### ACTIVITY
From the entries underneath, give the number of lines holding the word "Update", without any other words.

--- DATA FOR THIS EXERCISE Enclosed Below ---

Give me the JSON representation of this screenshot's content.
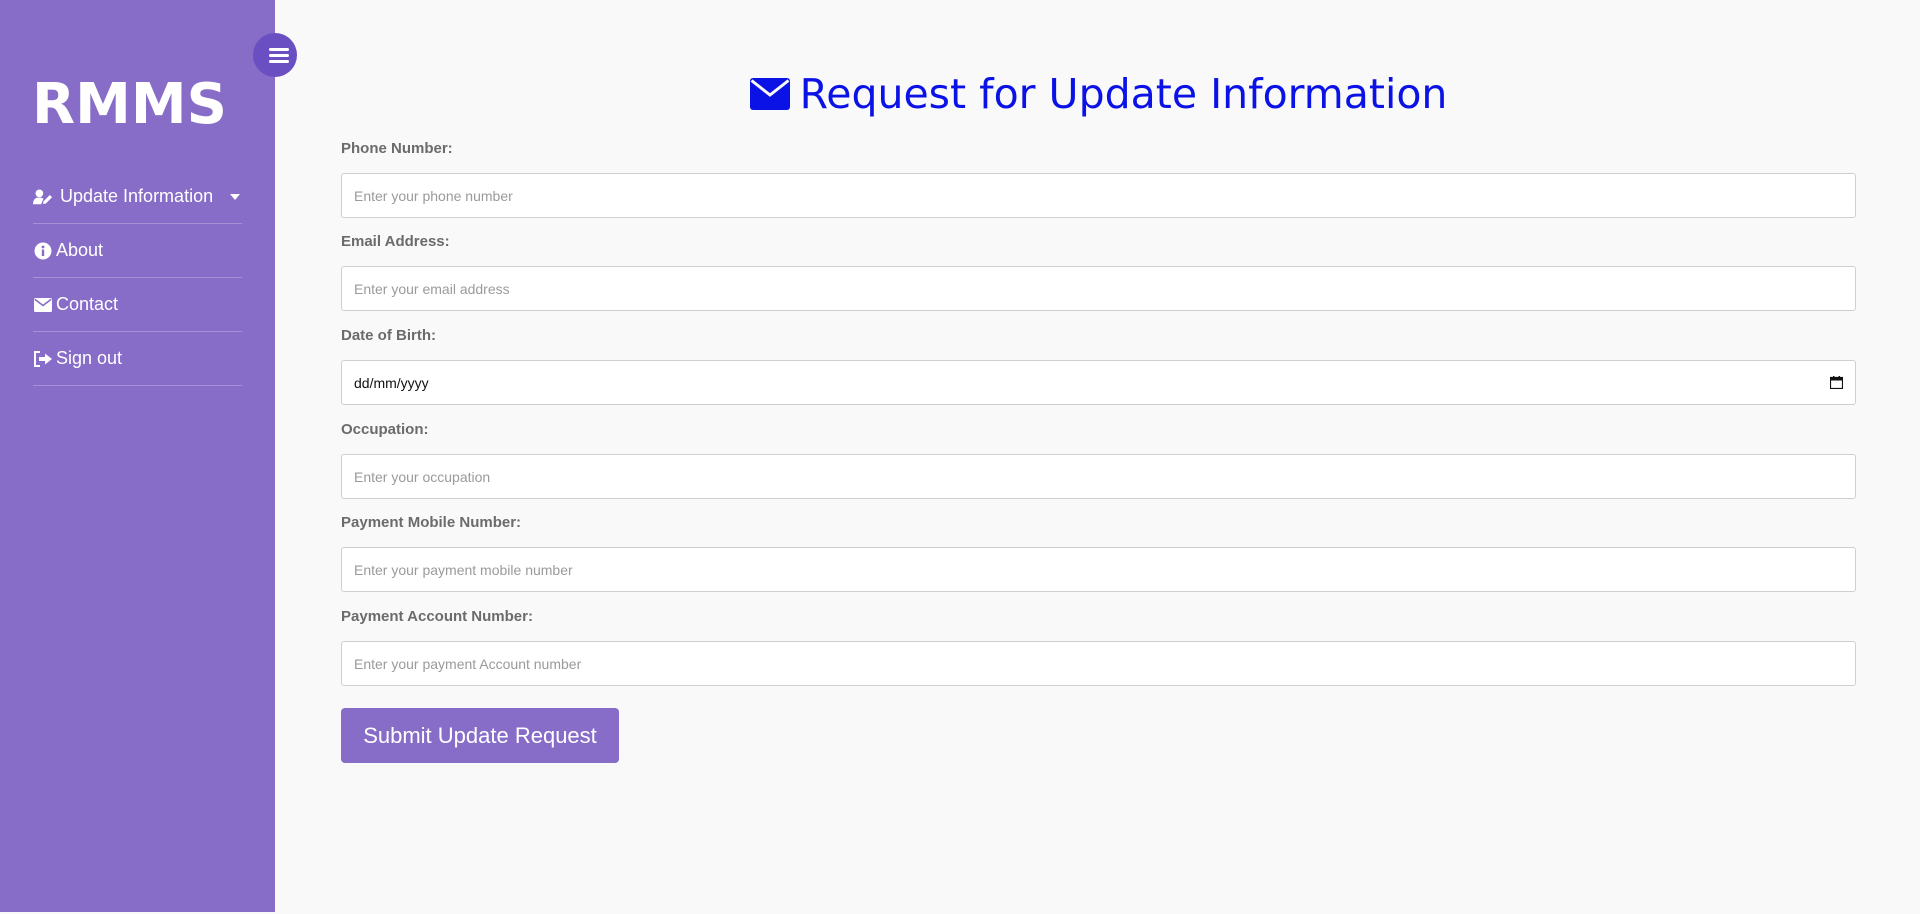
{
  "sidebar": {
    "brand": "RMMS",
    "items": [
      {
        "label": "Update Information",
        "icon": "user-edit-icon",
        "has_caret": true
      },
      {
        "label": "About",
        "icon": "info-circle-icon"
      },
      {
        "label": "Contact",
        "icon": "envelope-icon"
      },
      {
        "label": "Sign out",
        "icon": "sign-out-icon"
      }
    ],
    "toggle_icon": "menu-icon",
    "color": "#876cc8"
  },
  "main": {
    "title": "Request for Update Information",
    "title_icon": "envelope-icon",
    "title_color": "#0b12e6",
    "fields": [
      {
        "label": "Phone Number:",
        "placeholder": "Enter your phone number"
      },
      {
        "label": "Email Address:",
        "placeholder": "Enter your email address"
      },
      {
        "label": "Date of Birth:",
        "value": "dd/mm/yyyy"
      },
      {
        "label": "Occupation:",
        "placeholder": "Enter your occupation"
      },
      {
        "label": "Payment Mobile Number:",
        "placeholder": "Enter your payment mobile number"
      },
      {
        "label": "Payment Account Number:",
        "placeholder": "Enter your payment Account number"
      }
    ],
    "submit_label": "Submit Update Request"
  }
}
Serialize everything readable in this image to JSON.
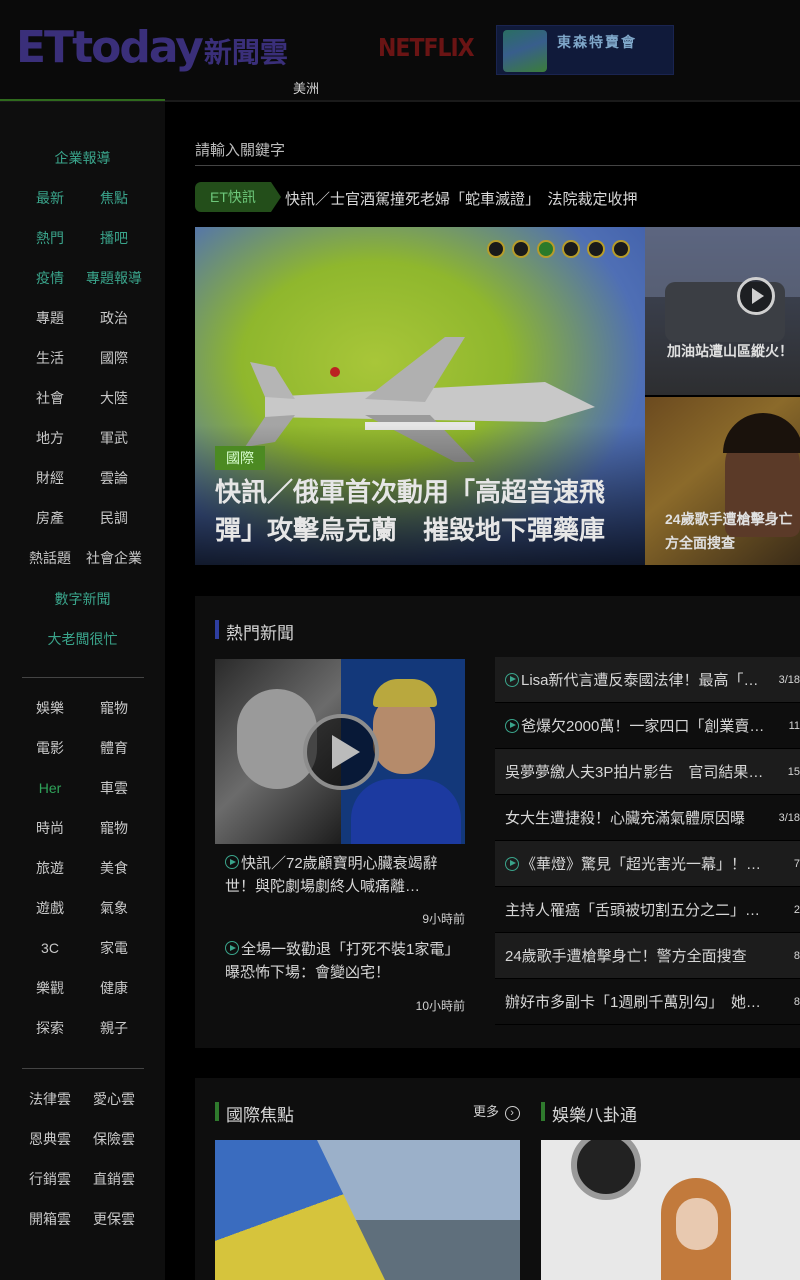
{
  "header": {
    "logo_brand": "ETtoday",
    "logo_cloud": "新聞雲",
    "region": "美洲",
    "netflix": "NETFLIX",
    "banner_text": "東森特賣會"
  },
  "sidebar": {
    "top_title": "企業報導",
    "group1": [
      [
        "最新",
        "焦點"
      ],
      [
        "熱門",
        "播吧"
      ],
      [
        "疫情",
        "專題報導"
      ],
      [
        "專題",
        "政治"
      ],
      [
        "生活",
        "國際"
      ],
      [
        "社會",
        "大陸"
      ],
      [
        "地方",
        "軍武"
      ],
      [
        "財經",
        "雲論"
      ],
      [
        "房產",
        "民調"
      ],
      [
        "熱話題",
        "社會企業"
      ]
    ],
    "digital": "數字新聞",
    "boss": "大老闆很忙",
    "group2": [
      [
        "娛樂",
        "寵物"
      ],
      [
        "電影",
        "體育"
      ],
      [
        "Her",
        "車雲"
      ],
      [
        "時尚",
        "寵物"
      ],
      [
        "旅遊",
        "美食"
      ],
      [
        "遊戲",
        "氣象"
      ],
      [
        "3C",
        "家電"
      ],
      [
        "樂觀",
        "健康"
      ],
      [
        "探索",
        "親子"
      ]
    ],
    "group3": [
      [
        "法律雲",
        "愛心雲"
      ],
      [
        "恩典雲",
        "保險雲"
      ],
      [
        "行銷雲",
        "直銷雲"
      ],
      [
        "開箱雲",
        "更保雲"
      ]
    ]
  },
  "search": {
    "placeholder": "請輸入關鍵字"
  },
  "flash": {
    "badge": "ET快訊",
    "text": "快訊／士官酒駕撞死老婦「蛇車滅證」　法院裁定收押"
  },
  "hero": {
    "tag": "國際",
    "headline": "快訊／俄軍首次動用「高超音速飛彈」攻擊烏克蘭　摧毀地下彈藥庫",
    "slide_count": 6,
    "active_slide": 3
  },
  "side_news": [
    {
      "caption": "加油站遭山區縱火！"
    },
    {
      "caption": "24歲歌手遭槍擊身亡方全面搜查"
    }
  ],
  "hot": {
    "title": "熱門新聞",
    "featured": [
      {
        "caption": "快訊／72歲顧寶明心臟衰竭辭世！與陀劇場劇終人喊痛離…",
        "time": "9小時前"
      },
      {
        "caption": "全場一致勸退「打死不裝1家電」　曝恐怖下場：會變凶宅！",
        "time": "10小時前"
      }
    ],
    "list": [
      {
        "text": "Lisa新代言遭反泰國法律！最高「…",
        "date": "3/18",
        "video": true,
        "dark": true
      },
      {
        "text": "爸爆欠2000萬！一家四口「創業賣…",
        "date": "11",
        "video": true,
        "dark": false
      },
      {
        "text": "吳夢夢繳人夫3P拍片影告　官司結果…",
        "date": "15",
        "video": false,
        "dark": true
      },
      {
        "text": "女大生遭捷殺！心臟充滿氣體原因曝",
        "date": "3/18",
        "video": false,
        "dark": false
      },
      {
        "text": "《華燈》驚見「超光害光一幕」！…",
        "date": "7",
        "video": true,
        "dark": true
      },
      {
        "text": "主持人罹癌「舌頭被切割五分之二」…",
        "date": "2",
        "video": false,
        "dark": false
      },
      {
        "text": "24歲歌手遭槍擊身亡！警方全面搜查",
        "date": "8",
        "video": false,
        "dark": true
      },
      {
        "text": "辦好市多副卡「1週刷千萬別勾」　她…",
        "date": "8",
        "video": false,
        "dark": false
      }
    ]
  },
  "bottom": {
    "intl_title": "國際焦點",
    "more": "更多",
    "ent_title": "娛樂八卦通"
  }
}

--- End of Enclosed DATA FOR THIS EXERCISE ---

### RESULT FOR THIS EXERCISE
3